population 1,592, on N end of Mitkof I., at N entrance to Wrangell Narrows, 32 mi. NW of Wrangell, Alex. Arch.

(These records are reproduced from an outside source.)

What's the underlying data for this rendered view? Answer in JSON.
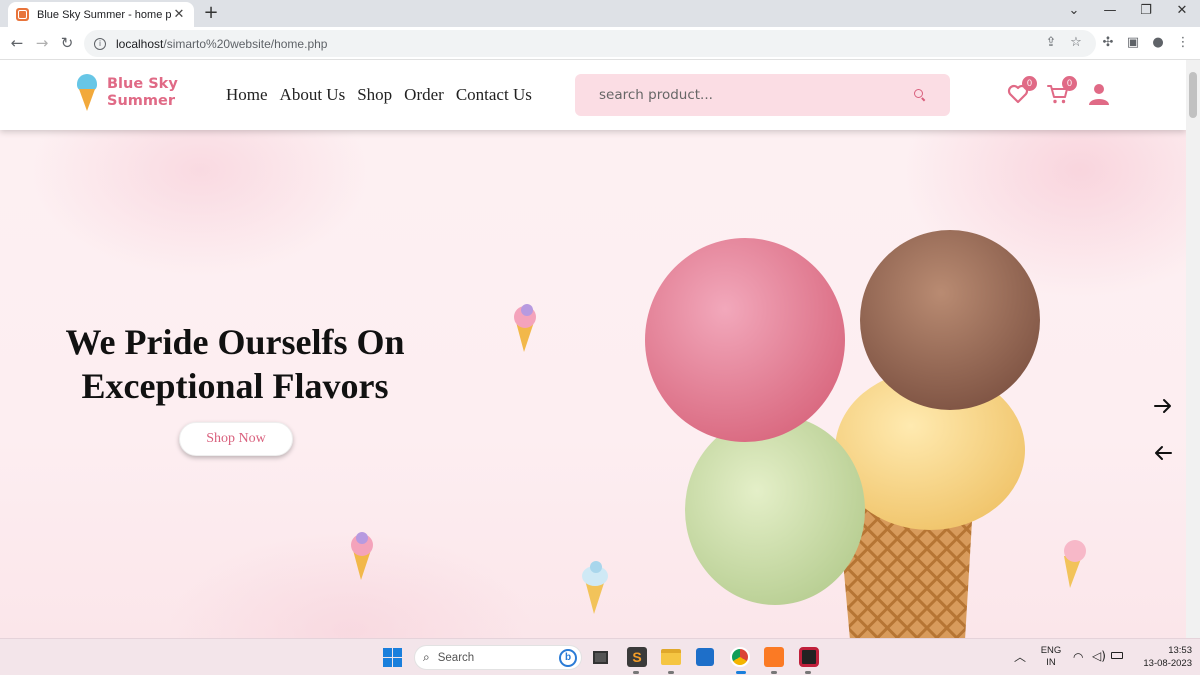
{
  "browser": {
    "tab_title": "Blue Sky Summer - home page",
    "tab_close": "✕",
    "new_tab": "+",
    "url_host": "localhost",
    "url_path": "/simarto%20website/home.php"
  },
  "site": {
    "logo_line1": "Blue Sky",
    "logo_line2": "Summer",
    "nav": [
      "Home",
      "About Us",
      "Shop",
      "Order",
      "Contact Us"
    ],
    "search_placeholder": "search product...",
    "wishlist_count": "0",
    "cart_count": "0"
  },
  "hero": {
    "title_line1": "We Pride Ourselfs On",
    "title_line2": "Exceptional Flavors",
    "cta": "Shop Now"
  },
  "taskbar": {
    "search_label": "Search",
    "lang_line1": "ENG",
    "lang_line2": "IN",
    "time": "13:53",
    "date": "13-08-2023"
  },
  "colors": {
    "accent": "#e06a86",
    "search_bg": "#fbdde4",
    "logo_scoop": "#67c6e6"
  }
}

Known as the "Little Norway" of Alaska. Petersburg is inhabited largely by Scandinavians whose chief occupations are fishing, canning, lumbering and fur farming. The town frew up around a salmon cannery and a sawmill built in 1897-99 by Peter Buschmann, after whom it was named. A post office was obtained in 1900 (Ricks, 1965, p. 51). Two old storage plants, five canneries, and a sawmill are maintained here as well as an experimental fur farm under the diretion of the University of Alaska. Petersburg's population was 1,252 in 1945; 1,323 in 1950. It is an outfitting point for game hunters and is well known for its "Petersburg" shrimp taken from nearby waters (Colby, 1945, p. 146).